Better dead than GM-fed - Better dead than GM-fed? Sep 19th...

Info iconThis preview shows pages 1–2. Sign up to view the full content.

View Full Document Right Arrow Icon
Better dead than GM-fed? Sep 19th 2002 From The Econornist print edition Europe's greens are helping to keep Africans hungry SOUTHERN AFRICA'S food crisis is set to be the worst in a decade. Around 14.5m people are dangerously hungry, and many have been reduced to eating wild leaves and pig food . . One might, then, expect food aid to be welcomed. But Zambia is refusing to accept American donations because much of its corn and soya is genetically modified (GM). Zambia's president, Levy Mwanawasa, calls the stuff "poison" and refuses to import it, despite a warning from the UN World Food Programme, on September 16th, that relief supplies in his country could run out in two weeks. Reuters Africans have two reasons for being wary of GM food aid: one silly, one slightly less so. The silly reason is the suggestion that GM foods are a danger to human health . Americans have been chomping GM maize and soyabeans for seven years, without detectable harm. And compared with the clear and immediate danger posed by malnutrition, the possibility of being poisoned by Frankencorn seems rather remote. Food before fine words
Background image of page 1
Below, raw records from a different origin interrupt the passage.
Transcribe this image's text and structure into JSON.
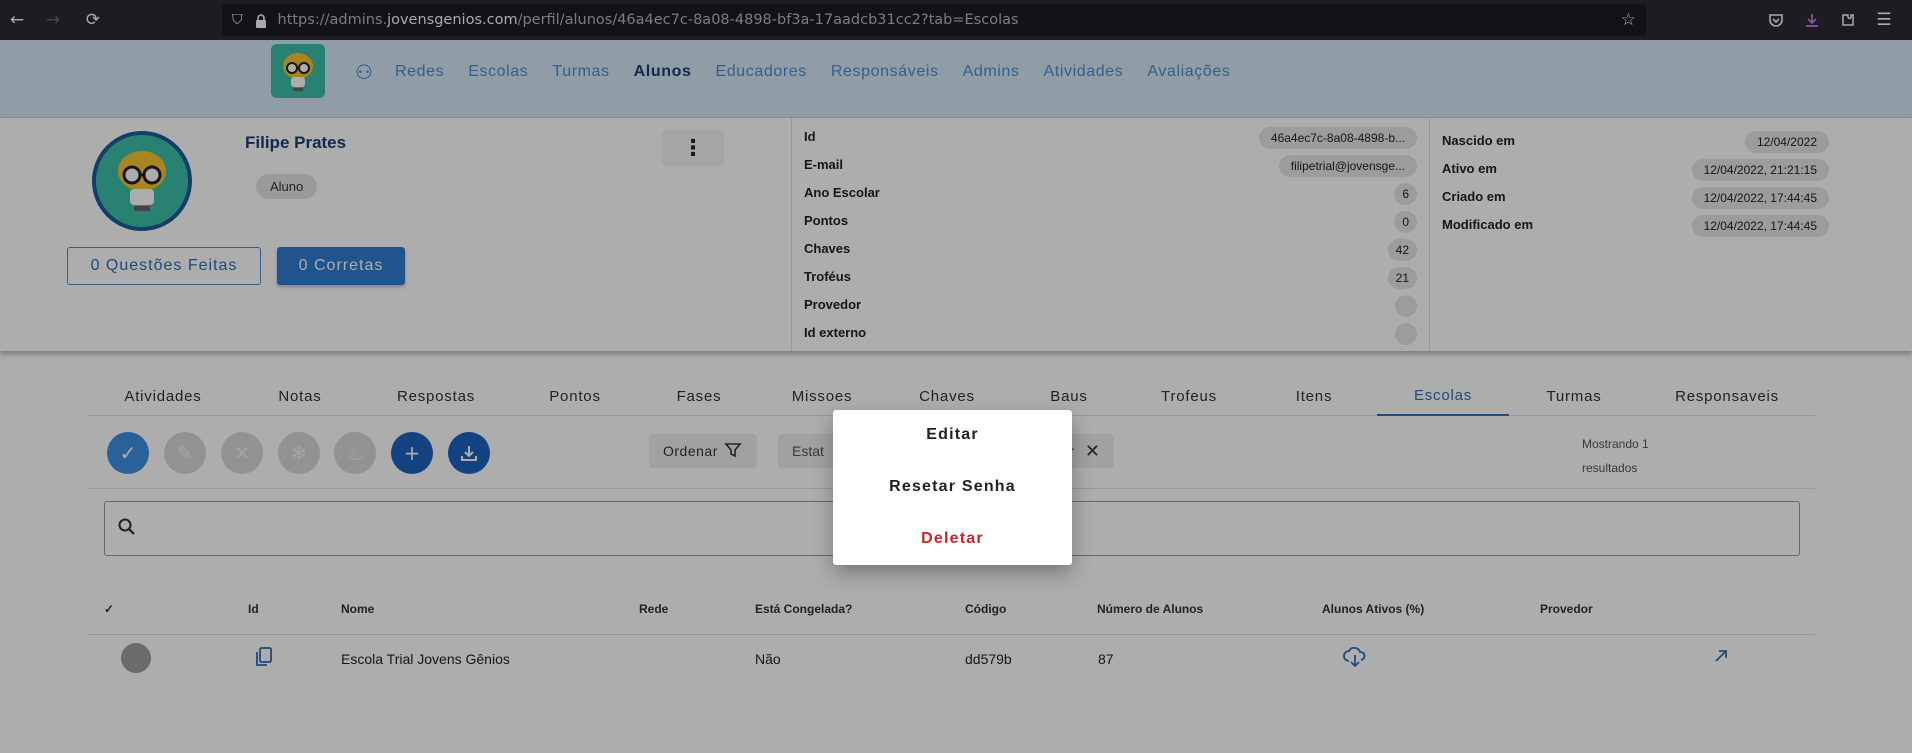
{
  "browser": {
    "url_prefix": "https://admins.",
    "url_domain": "jovensgenios.com",
    "url_path": "/perfil/alunos/46a4ec7c-8a08-4898-bf3a-17aadcb31cc2?tab=Escolas"
  },
  "nav": {
    "items": [
      "Redes",
      "Escolas",
      "Turmas",
      "Alunos",
      "Educadores",
      "Responsáveis",
      "Admins",
      "Atividades",
      "Avaliações"
    ],
    "active": "Alunos"
  },
  "profile": {
    "name": "Filipe Prates",
    "role": "Aluno",
    "questions_done": "0 Questões Feitas",
    "correct": "0 Corretas",
    "fields": [
      {
        "label": "Id",
        "value": "46a4ec7c-8a08-4898-b..."
      },
      {
        "label": "E-mail",
        "value": "filipetrial@jovensge..."
      },
      {
        "label": "Ano Escolar",
        "value": "6"
      },
      {
        "label": "Pontos",
        "value": "0"
      },
      {
        "label": "Chaves",
        "value": "42"
      },
      {
        "label": "Troféus",
        "value": "21"
      },
      {
        "label": "Provedor",
        "value": ""
      },
      {
        "label": "Id externo",
        "value": ""
      }
    ],
    "dates": [
      {
        "label": "Nascido em",
        "value": "12/04/2022"
      },
      {
        "label": "Ativo em",
        "value": "12/04/2022, 21:21:15"
      },
      {
        "label": "Criado em",
        "value": "12/04/2022, 17:44:45"
      },
      {
        "label": "Modificado em",
        "value": "12/04/2022, 17:44:45"
      }
    ]
  },
  "tabs": {
    "items": [
      "Atividades",
      "Notas",
      "Respostas",
      "Pontos",
      "Fases",
      "Missoes",
      "Chaves",
      "Baus",
      "Trofeus",
      "Itens",
      "Escolas",
      "Turmas",
      "Responsaveis"
    ],
    "active": "Escolas"
  },
  "toolbar": {
    "order_label": "Ordenar",
    "status_label": "Estat",
    "status_tail": "r",
    "showing_line1": "Mostrando 1",
    "showing_line2": "resultados"
  },
  "table": {
    "headers": [
      "✓",
      "Id",
      "Nome",
      "Rede",
      "Está Congelada?",
      "Código",
      "Número de Alunos",
      "Alunos Ativos (%)",
      "Provedor"
    ],
    "rows": [
      {
        "nome": "Escola Trial Jovens Gênios",
        "rede": "",
        "congelada": "Não",
        "codigo": "dd579b",
        "numero_alunos": "87"
      }
    ]
  },
  "dialog": {
    "edit": "Editar",
    "reset": "Resetar Senha",
    "delete": "Deletar"
  },
  "colors": {
    "primary": "#2f6eb5",
    "header_bg": "#d5e7f7",
    "danger": "#c62828"
  }
}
Info iconThis preview has intentionally blurred sections. Sign up to view the full version.

View Full DocumentRight Arrow Icon
Image of page 2
This is the end of the preview. Sign up to access the rest of the document.

This note was uploaded on 02/25/2011 for the course EG 1413 taught by Professor Prof during the Spring '11 term at National University of Singapore.
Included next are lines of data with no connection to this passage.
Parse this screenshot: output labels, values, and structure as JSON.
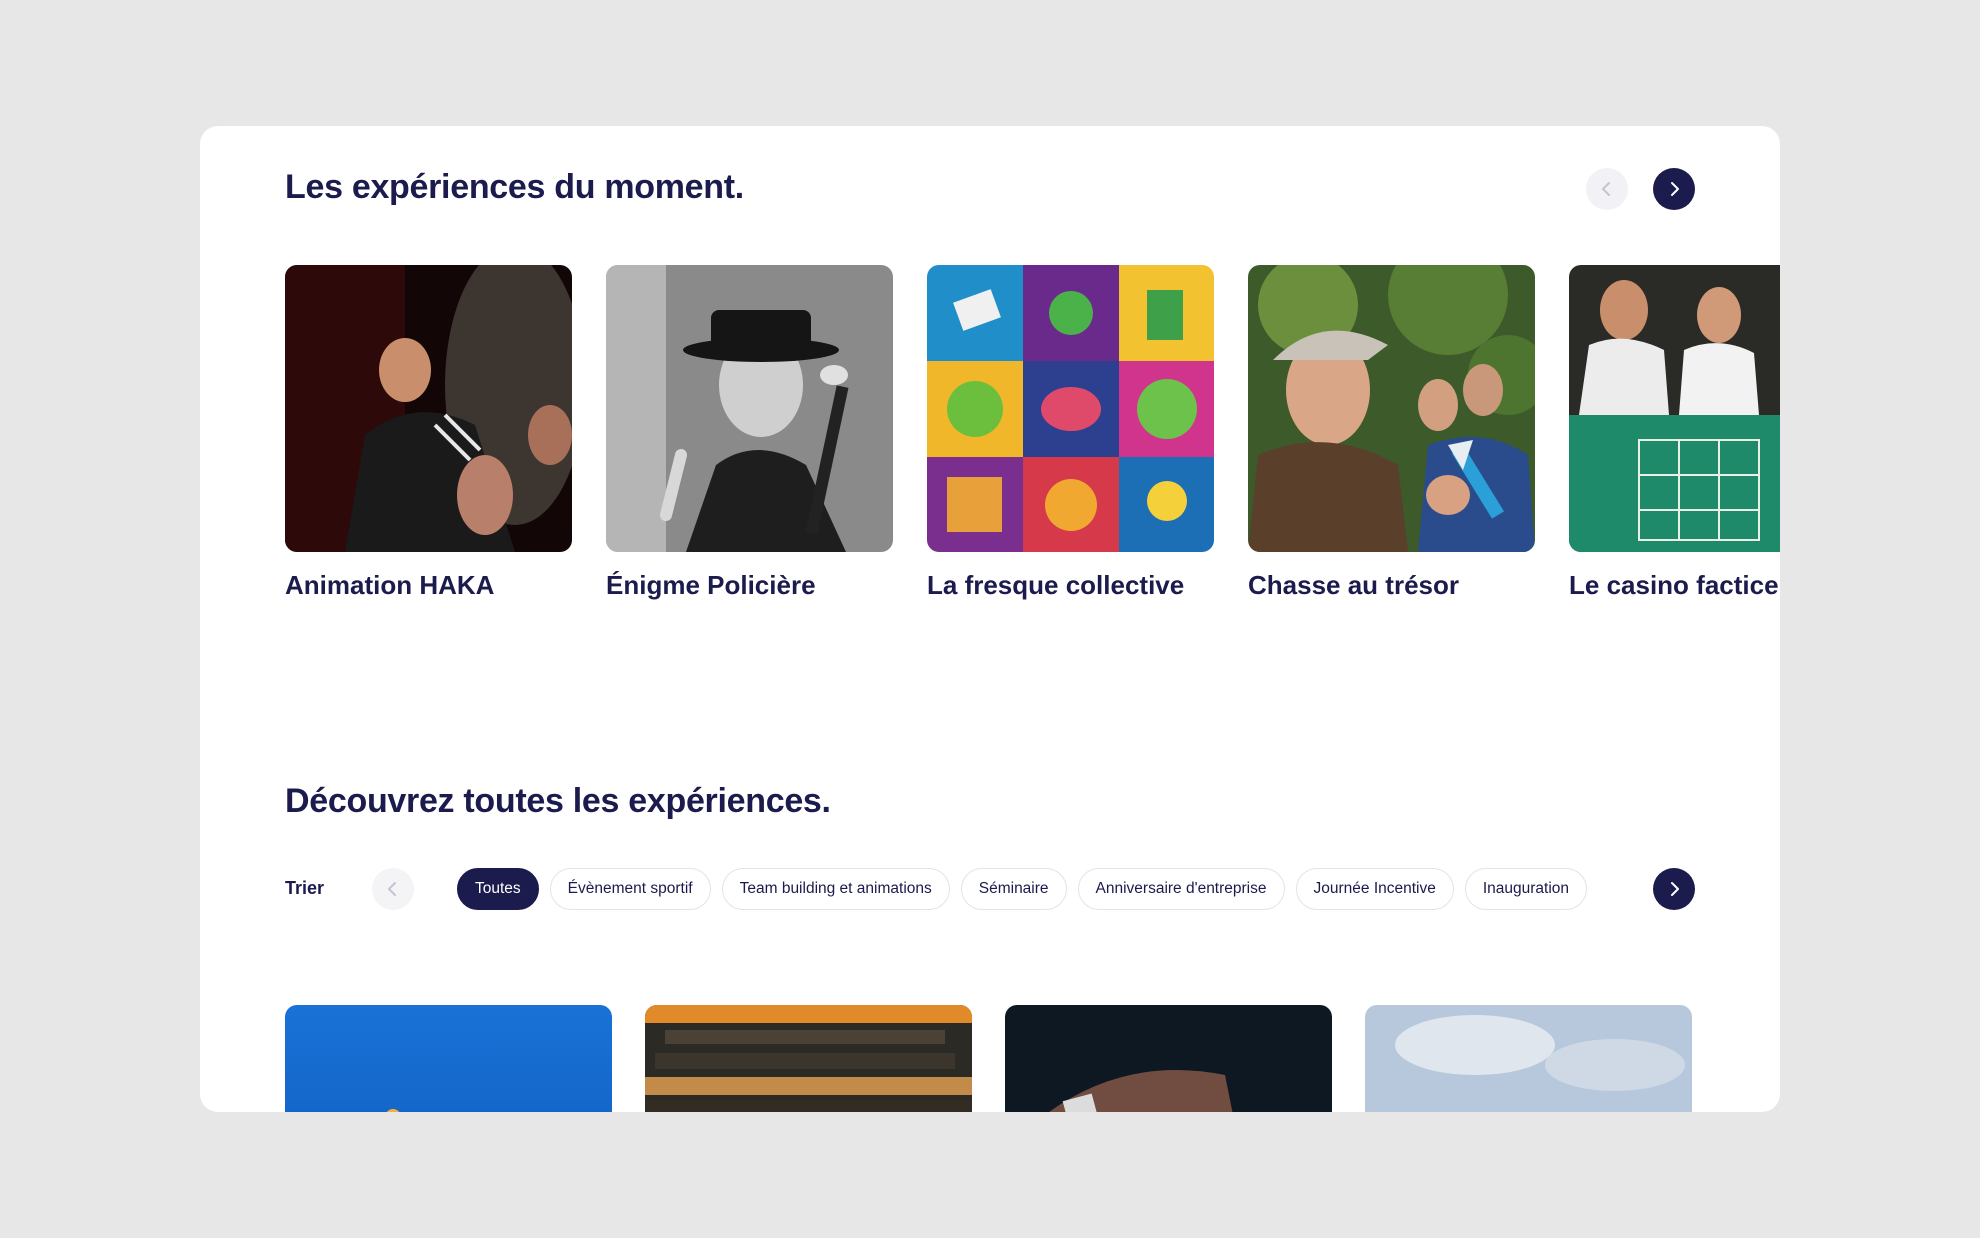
{
  "featured": {
    "title": "Les expériences du moment.",
    "cards": [
      {
        "title": "Animation HAKA"
      },
      {
        "title": "Énigme Policière"
      },
      {
        "title": "La fresque collective"
      },
      {
        "title": "Chasse au trésor"
      },
      {
        "title": "Le casino factice"
      }
    ]
  },
  "all": {
    "title": "Découvrez toutes les expériences.",
    "sort_label": "Trier",
    "filters": [
      {
        "label": "Toutes",
        "active": true
      },
      {
        "label": "Évènement sportif",
        "active": false
      },
      {
        "label": "Team building et animations",
        "active": false
      },
      {
        "label": "Séminaire",
        "active": false
      },
      {
        "label": "Anniversaire d'entreprise",
        "active": false
      },
      {
        "label": "Journée Incentive",
        "active": false
      },
      {
        "label": "Inauguration",
        "active": false
      }
    ]
  },
  "colors": {
    "accent": "#1b1b4d",
    "page_bg": "#e7e7e8",
    "panel_bg": "#ffffff"
  },
  "icons": {
    "prev": "chevron-left-icon",
    "next": "chevron-right-icon"
  }
}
Page1 / 2

Better dead than GM-fed - Better dead than GM-fed? Sep 19th...

This preview shows document pages 1 - 2. Sign up to view the full document.

View Full Document Right Arrow Icon
Ask a homework question - tutors are online